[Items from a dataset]
==============================

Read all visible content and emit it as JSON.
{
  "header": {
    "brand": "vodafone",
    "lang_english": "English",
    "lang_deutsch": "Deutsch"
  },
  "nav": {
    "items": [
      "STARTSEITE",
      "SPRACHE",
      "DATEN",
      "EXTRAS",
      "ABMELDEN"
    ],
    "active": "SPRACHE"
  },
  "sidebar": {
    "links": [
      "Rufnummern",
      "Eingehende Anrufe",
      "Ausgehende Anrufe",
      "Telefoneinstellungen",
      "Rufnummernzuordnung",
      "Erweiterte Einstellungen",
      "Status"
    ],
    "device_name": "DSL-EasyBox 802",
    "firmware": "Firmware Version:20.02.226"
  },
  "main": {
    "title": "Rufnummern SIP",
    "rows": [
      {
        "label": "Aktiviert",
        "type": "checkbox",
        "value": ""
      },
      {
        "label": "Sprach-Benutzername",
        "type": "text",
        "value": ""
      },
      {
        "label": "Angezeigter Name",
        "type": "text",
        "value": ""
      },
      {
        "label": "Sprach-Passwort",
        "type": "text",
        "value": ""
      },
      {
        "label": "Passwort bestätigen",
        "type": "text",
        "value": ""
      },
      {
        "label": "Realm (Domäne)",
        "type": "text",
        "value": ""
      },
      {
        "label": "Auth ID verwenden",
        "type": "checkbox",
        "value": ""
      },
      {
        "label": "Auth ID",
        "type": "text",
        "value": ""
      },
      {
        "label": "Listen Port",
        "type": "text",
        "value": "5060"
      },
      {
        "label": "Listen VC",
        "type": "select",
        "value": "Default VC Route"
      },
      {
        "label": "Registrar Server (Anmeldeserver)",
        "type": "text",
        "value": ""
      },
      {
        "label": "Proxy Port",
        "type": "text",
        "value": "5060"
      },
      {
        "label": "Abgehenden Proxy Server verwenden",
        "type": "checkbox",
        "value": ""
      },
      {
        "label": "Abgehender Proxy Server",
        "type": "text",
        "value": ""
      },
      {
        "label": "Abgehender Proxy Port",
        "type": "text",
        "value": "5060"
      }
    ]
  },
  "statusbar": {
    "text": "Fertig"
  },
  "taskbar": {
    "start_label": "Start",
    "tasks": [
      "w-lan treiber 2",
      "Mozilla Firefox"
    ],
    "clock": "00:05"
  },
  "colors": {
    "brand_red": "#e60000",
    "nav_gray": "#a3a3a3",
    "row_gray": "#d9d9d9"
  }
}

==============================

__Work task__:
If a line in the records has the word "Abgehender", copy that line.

__Output for this task__:
        "label": "Abgehender Proxy Server",
        "label": "Abgehender Proxy Port",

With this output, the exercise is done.